# Your instructions
Give the count of lines in the records below that contain "Panel", with no other words.

···

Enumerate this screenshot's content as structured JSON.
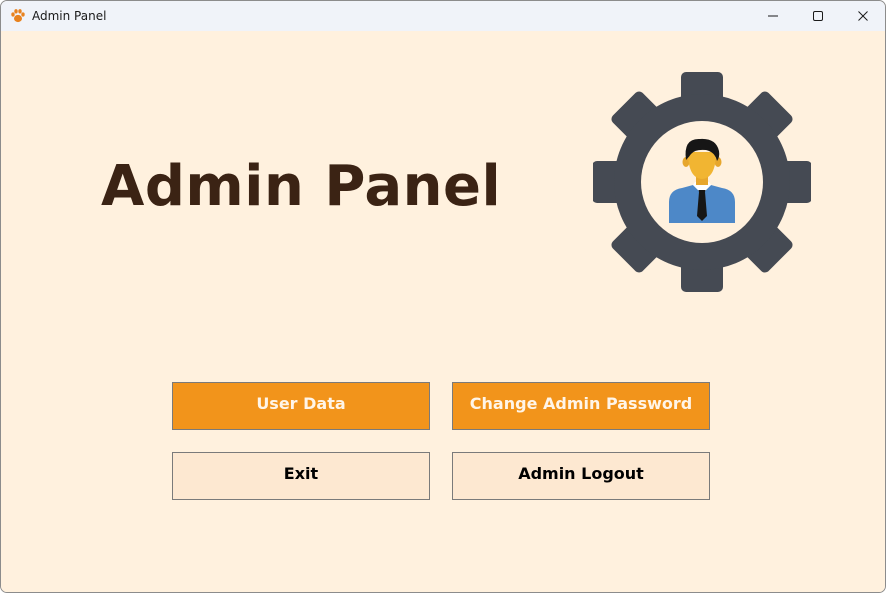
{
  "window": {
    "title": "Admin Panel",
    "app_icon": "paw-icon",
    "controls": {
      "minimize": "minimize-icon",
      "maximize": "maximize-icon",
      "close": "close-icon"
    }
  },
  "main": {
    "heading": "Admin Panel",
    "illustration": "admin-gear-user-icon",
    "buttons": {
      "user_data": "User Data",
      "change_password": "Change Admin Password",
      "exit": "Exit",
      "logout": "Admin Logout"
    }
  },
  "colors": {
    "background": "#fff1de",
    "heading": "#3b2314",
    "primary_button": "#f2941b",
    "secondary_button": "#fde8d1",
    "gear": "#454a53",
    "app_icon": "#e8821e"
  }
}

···

# Final answer
2